Archive for IP

Promoting Innovation is now even more Important

Posted in Uncategorized with tags , , , , on March 5, 2009 by lmdiorio

At the end of February the Licensing Executive Society (LES) submitted a letter to the Obama administration promoting and supporting innovation as an economic engine.  The letter can be seen here.

I am a huge supporter of the efforts made by LES, AUTM and others in the promotion of innovation.  As stated in the letter, support for where there is innovation is truly “a sound system” for protecting the economy and as a result  “economies are robust and the quality of life is high.”  An important aspect of innovation is the protection of Intellectual Property (IP), however it is not the only element.   Innovation is mandated and empowered by the Constitution, granting rights to the inventors in order to experience exclusivity and in exchange society benefits both through quality life improvements and economics.  My field, technology transfer, focuses not solely on IP rights but mainly on commercialization supporting these 2 elements.

Need I remind you that we are in tough economic times right now, yet there are important initiatives that need to be maintained in order to support and promote innovation.  It is required that the systematic laws ensure that technology is brought from the “lab bench” to the marketplace.  LES calls for 3 main IP related initiatives that I too encourage: (1) provide gap funding for critical technology development, (2) preserve IP policies that promote both innovation and competition, and (3) support greater access to public and privately developed technology.


Technology Development

Posted in Uncategorized with tags , , on November 21, 2008 by lmdiorio

Great posting on the The ChamberPost today regarding the Gang of 31 and the repercussions of the adoption of their proposals by the Obama administration.  Check out this excerpt and link to the full article here:

Disincentives to Develop New Technologies

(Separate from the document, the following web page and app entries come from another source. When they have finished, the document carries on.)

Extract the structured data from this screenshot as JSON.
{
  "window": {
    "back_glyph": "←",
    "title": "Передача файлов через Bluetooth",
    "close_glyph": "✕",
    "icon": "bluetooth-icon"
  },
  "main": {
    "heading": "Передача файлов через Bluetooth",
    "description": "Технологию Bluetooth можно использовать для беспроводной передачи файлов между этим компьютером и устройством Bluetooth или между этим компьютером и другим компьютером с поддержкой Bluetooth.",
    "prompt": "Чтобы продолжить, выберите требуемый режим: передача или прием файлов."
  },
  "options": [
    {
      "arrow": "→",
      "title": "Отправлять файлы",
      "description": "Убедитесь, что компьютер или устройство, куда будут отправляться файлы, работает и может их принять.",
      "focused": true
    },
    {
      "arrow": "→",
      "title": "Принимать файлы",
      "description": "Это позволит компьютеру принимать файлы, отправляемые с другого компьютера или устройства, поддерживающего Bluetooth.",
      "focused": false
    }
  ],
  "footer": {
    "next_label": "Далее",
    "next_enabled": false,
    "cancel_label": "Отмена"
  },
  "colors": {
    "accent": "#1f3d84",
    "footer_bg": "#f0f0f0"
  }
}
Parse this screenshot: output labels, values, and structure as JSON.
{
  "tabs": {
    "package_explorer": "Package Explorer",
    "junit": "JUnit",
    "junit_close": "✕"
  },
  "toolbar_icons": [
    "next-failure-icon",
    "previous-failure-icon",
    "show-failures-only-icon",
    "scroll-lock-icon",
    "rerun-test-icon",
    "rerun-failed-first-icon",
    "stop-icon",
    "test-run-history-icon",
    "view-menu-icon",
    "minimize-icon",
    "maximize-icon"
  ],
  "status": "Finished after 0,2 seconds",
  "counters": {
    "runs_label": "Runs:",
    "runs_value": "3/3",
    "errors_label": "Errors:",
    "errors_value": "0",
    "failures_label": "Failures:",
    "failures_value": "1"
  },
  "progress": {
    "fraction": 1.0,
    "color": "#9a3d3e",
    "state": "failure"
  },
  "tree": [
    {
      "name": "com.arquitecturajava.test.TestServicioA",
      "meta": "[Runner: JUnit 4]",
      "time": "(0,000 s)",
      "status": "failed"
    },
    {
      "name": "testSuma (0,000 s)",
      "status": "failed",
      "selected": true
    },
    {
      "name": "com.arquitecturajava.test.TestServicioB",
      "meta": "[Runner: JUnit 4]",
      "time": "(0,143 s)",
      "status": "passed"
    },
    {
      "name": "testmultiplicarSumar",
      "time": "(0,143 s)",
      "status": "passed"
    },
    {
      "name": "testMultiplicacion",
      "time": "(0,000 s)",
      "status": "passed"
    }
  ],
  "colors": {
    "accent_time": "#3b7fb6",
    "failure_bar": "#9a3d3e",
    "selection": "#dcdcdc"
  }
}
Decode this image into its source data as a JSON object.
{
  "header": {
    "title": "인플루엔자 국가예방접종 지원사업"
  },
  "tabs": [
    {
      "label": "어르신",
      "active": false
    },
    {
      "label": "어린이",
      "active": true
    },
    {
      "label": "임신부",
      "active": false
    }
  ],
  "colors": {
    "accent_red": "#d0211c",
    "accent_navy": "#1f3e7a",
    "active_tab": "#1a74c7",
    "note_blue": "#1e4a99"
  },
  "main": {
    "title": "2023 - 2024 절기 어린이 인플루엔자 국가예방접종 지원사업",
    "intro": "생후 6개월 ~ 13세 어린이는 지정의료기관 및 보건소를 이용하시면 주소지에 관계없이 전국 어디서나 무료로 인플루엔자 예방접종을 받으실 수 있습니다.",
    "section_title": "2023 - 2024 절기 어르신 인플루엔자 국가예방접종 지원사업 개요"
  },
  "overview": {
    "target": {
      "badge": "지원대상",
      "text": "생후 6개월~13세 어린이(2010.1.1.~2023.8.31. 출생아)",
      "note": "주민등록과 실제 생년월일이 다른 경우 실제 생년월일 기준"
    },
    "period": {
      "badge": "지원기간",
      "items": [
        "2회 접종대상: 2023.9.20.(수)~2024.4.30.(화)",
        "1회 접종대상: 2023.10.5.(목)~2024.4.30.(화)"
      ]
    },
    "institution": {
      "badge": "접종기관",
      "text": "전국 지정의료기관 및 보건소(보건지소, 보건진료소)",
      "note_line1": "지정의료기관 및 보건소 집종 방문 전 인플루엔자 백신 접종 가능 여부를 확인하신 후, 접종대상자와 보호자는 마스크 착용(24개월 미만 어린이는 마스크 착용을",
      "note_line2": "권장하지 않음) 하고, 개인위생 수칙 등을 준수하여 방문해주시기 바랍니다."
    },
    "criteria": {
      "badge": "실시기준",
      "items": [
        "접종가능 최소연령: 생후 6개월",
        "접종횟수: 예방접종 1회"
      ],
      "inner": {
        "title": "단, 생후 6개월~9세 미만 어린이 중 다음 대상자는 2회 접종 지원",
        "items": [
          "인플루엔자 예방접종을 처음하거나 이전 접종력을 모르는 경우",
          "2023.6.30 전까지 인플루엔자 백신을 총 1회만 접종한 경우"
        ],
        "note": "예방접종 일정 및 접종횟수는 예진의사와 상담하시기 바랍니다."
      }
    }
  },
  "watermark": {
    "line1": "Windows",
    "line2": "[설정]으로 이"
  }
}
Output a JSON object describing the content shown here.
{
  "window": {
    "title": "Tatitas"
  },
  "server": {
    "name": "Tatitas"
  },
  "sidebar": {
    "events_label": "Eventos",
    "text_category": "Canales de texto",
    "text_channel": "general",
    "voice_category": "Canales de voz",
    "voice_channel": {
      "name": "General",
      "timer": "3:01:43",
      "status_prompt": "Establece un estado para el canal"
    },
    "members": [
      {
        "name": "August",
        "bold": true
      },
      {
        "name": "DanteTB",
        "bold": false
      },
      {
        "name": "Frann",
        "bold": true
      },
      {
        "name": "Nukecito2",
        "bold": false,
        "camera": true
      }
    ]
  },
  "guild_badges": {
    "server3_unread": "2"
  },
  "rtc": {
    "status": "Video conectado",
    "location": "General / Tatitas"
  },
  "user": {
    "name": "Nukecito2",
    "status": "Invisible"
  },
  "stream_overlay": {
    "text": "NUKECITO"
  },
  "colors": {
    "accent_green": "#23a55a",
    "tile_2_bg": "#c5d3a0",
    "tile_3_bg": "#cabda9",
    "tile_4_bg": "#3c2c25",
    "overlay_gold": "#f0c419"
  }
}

It has been repeatedly proven, in energy and other sectors, that a lack of protection for intellectual property rights acts as a disincentive to further research and development.  A balance must therefore be achieved between patents and developing nation access to climate-related technologies to facilitate technology transfer to developing nations.  These groups are simultaneously asking the U.S. to re-engineer its economy to address climate change while also demanding that the U.S. and other developed countries give away any real economic value such re-engineering would generate.

IP Legislation and Economic Growth

Posted in Uncategorized with tags , , , , on November 12, 2008 by lmdiorio

Here is a great article citing Senator Voinovich on Intellectual property rights and how they are designed to help protect and create opportunities in the US economy via The Chamberpost.  Some key points are below.  I actually wrote my Masters degree thesis on Intellectual Property Rights and their effect on the Global Economy and Entrepreneurship.

Legislation designed to help protect and create U.S. Jobs

“…IP theft is a substantial and growing economic threat, with American companies losing an around $250 billion dollars a year to IP theft — and American workers losing an about 750,000 jobs. The U.S. Chamber of Commerce has estimated that the U.S. auto industry could hire 200,000 more workers if the sale of counterfeit auto parts were eliminated. Imagine that: 200,000 more good-paying jobs.

IP theft is no longer limited to knock-off handbags and pirated DVDs. Counterfeit medicine, baby formula, airplane parts and brake pads infiltrate store shelves and put Americans at risk every day. It seems that almost weekly there is another news story about fake products being sold to unwitting consumers.

America’s competitive edge is derived from innovation and rising productivity, and the protection of our intellectual property remains one of the best means for ensuring that American manufacturers enjoy the benefits of their investments. For the past four years, I have worked tirelessly to ensure that the products made from American innovation are not illegally copied….

…We are facing many daunting challenges as a nation — but none is bigger than turning around our economy, growing jobs and helping people survive day to day. And I am doing everything in my power to put Ohio first in line for the jobs of the future.”